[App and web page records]
Content starts

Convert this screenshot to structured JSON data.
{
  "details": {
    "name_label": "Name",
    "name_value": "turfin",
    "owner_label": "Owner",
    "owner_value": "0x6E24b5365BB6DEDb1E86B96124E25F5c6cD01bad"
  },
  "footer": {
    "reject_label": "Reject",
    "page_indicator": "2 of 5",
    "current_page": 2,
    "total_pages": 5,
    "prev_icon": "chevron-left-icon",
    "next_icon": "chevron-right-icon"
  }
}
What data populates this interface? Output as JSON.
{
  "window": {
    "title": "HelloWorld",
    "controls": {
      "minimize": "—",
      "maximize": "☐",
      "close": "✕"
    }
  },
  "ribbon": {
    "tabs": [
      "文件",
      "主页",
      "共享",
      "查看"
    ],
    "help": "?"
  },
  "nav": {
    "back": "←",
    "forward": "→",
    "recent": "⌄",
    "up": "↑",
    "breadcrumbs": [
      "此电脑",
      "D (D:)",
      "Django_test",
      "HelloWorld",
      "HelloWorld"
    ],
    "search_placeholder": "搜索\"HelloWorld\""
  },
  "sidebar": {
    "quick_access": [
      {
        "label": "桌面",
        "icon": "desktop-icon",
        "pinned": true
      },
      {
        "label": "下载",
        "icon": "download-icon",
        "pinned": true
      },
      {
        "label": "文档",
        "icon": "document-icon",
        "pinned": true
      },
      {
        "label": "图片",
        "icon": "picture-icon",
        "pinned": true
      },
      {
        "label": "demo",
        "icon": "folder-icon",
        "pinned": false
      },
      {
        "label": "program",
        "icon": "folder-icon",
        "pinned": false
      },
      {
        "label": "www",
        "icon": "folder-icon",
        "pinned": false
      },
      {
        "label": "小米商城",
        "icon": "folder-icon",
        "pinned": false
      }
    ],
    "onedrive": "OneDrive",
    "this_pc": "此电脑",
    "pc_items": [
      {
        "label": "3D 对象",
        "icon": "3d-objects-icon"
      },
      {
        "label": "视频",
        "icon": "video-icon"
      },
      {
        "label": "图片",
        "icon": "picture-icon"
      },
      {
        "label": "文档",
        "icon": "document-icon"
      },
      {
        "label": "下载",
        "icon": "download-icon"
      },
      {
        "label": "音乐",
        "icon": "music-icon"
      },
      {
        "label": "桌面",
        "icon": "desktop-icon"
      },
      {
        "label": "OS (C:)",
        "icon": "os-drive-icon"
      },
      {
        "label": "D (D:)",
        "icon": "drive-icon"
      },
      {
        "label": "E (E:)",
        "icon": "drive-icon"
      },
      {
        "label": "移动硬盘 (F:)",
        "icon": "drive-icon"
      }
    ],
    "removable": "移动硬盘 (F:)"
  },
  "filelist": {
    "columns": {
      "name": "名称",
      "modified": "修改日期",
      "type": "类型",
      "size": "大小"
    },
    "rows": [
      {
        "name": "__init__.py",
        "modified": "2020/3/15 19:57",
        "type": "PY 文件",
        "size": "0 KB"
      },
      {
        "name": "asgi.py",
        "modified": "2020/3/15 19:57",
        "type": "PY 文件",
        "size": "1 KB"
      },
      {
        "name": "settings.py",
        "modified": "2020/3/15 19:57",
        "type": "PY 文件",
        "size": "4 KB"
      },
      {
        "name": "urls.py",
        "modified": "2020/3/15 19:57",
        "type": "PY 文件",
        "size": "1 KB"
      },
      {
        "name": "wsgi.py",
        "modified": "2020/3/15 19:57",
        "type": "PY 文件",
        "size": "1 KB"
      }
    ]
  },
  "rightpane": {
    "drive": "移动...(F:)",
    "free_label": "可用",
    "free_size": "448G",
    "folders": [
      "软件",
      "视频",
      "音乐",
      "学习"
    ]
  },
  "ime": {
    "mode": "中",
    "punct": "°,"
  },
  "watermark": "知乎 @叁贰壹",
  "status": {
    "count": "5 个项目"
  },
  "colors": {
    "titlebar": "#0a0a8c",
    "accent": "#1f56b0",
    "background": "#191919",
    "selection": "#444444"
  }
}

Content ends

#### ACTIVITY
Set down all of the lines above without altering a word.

#### TASK RESULT
Convert this screenshot to structured JSON data.
{
  "details": {
    "name_label": "Name",
    "name_value": "turfin",
    "owner_label": "Owner",
    "owner_value": "0x6E24b5365BB6DEDb1E86B96124E25F5c6cD01bad"
  },
  "footer": {
    "reject_label": "Reject",
    "page_indicator": "2 of 5",
    "current_page": 2,
    "total_pages": 5,
    "prev_icon": "chevron-left-icon",
    "next_icon": "chevron-right-icon"
  }
}
What data populates this interface? Output as JSON.
{
  "window": {
    "title": "HelloWorld",
    "controls": {
      "minimize": "—",
      "maximize": "☐",
      "close": "✕"
    }
  },
  "ribbon": {
    "tabs": [
      "文件",
      "主页",
      "共享",
      "查看"
    ],
    "help": "?"
  },
  "nav": {
    "back": "←",
    "forward": "→",
    "recent": "⌄",
    "up": "↑",
    "breadcrumbs": [
      "此电脑",
      "D (D:)",
      "Django_test",
      "HelloWorld",
      "HelloWorld"
    ],
    "search_placeholder": "搜索\"HelloWorld\""
  },
  "sidebar": {
    "quick_access": [
      {
        "label": "桌面",
        "icon": "desktop-icon",
        "pinned": true
      },
      {
        "label": "下载",
        "icon": "download-icon",
        "pinned": true
      },
      {
        "label": "文档",
        "icon": "document-icon",
        "pinned": true
      },
      {
        "label": "图片",
        "icon": "picture-icon",
        "pinned": true
      },
      {
        "label": "demo",
        "icon": "folder-icon",
        "pinned": false
      },
      {
        "label": "program",
        "icon": "folder-icon",
        "pinned": false
      },
      {
        "label": "www",
        "icon": "folder-icon",
        "pinned": false
      },
      {
        "label": "小米商城",
        "icon": "folder-icon",
        "pinned": false
      }
    ],
    "onedrive": "OneDrive",
    "this_pc": "此电脑",
    "pc_items": [
      {
        "label": "3D 对象",
        "icon": "3d-objects-icon"
      },
      {
        "label": "视频",
        "icon": "video-icon"
      },
      {
        "label": "图片",
        "icon": "picture-icon"
      },
      {
        "label": "文档",
        "icon": "document-icon"
      },
      {
        "label": "下载",
        "icon": "download-icon"
      },
      {
        "label": "音乐",
        "icon": "music-icon"
      },
      {
        "label": "桌面",
        "icon": "desktop-icon"
      },
      {
        "label": "OS (C:)",
        "icon": "os-drive-icon"
      },
      {
        "label": "D (D:)",
        "icon": "drive-icon"
      },
      {
        "label": "E (E:)",
        "icon": "drive-icon"
      },
      {
        "label": "移动硬盘 (F:)",
        "icon": "drive-icon"
      }
    ],
    "removable": "移动硬盘 (F:)"
  },
  "filelist": {
    "columns": {
      "name": "名称",
      "modified": "修改日期",
      "type": "类型",
      "size": "大小"
    },
    "rows": [
      {
        "name": "__init__.py",
        "modified": "2020/3/15 19:57",
        "type": "PY 文件",
        "size": "0 KB"
      },
      {
        "name": "asgi.py",
        "modified": "2020/3/15 19:57",
        "type": "PY 文件",
        "size": "1 KB"
      },
      {
        "name": "settings.py",
        "modified": "2020/3/15 19:57",
        "type": "PY 文件",
        "size": "4 KB"
      },
      {
        "name": "urls.py",
        "modified": "2020/3/15 19:57",
        "type": "PY 文件",
        "size": "1 KB"
      },
      {
        "name": "wsgi.py",
        "modified": "2020/3/15 19:57",
        "type": "PY 文件",
        "size": "1 KB"
      }
    ]
  },
  "rightpane": {
    "drive": "移动...(F:)",
    "free_label": "可用",
    "free_size": "448G",
    "folders": [
      "软件",
      "视频",
      "音乐",
      "学习"
    ]
  },
  "ime": {
    "mode": "中",
    "punct": "°,"
  },
  "watermark": "知乎 @叁贰壹",
  "status": {
    "count": "5 个项目"
  },
  "colors": {
    "titlebar": "#0a0a8c",
    "accent": "#1f56b0",
    "background": "#191919",
    "selection": "#444444"
  }
}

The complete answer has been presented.